#### [What you need to do]
Please find the lines in the following records that hold "label", and copy them.

#### [Task inputs]
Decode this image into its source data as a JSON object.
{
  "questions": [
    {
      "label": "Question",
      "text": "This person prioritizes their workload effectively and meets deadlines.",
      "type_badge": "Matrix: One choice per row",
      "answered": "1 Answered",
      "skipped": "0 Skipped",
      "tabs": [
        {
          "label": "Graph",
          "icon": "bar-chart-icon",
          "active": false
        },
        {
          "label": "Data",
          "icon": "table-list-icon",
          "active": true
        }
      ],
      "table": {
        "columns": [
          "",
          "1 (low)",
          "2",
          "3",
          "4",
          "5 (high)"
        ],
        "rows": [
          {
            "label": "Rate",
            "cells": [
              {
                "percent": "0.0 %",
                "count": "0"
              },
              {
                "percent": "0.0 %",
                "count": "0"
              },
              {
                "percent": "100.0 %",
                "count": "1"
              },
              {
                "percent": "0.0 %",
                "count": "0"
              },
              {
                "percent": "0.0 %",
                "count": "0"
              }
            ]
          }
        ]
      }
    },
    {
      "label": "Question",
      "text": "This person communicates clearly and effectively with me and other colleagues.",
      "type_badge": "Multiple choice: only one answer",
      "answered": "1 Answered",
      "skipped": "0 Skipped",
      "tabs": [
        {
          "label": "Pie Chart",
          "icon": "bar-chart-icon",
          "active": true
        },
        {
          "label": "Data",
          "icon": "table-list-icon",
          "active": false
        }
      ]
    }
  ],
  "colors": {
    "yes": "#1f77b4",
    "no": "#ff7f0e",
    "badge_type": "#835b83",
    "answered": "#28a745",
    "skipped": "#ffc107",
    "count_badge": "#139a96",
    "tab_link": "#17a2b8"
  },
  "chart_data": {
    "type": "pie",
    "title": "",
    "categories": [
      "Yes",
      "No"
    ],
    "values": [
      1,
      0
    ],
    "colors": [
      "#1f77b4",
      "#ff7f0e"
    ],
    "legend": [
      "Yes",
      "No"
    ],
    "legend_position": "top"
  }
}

#### [Written response]
      "label": "Question",
          "label": "Graph",
          "label": "Data",
            "label": "Rate",
      "label": "Question",
          "label": "Pie Chart",
          "label": "Data",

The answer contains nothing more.